Relations between the United States and Russia have been tense as the two countries find themselves on opposite sides of the civil war in Syria. Russia is the main military supplier of arms to the Assad regime and the United States has pledged to arm rebels in the conflict.

Lara Iglitzen, executive director of the Henry M. Jackson Foundation, said there are occasional moments where the two countries move closer. She pointed to bilateral communication regarding terrorism, specifically after the Boston Marathon bombings, but had misgivings about adoption laws that are reminiscent of the Soviet era and the potential for continuing tensions.

Mike Nunes, director of aviation policy for Boeing Commercial Airplanes, spoke about the strong trade relationship that Boeing has with Russia. The Boeing Design Center in Moscow is the largest CAD/CAM design center in Eastern Europe.
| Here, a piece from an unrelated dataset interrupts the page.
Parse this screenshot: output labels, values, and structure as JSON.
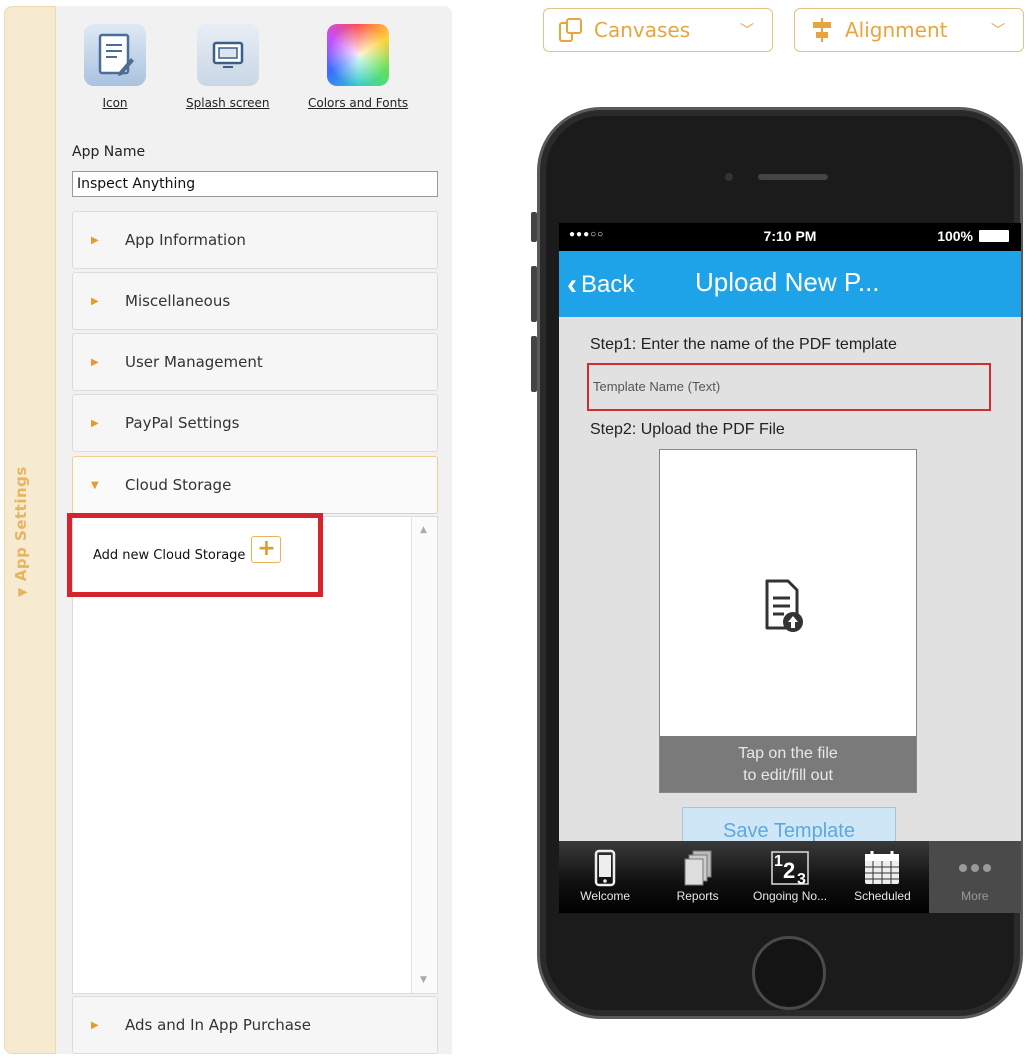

Nunes said the company’s collaboration with Russia is based on mutual benefit. Boeing currently has 58 percent market share in Russia and expects to have 61 percent by 2032 based on unfilled orders. Russia is also a major supplier of titanium for Boeing.

Jackson School Professor Donald Hellmann noted that relations between Russia and China have been almost nonexistent until recent years. Russia was able to broaden relations with China when it hosted the APEC summit in 2012, but the country still needs U.S. investment and cooperation. It has had limited success in both areas, Hellmann said.

He emphasized the role that Russia will have in the Arctic as global warming transforms global trade routes.

Scott Radnitz, director of the JSIS Ellison Center for Russian, East European and Central Asian Studies, offered perspective from countries in Central Asia.

He said that cultural ties between Russia and Central Asia remain strong and that youths learn Russian at a young age and enjoy popular culture from Russia, a testament to Russia’s soft power.

Russia can be a provider of public goods that Central Asian countries need, Radnitz said, and is working to buy respect and pride in the region through relatively inexpensive initiatives such as hydropower projects and gas discounts.

Russian involvement in Afghanistan is also deepening, Radnitz said, because of security implications after NATO troops withdraw. However, Radnitz believes, this threat is exaggerated and any real security threats to Russia are domestic. For example, many Central Asian leaders are aging and these countries are not well-equipped to deal with regime succession. Radnitz said there is likely to be more mobilization from below, but precisely what kind of change is uncertain. He said it’s important for the United States to be involved in cooperation with Russia as the U.S. has an interest in maintaining stability in the region.

- By Kristina C. Bowman, kriscb@uw.edu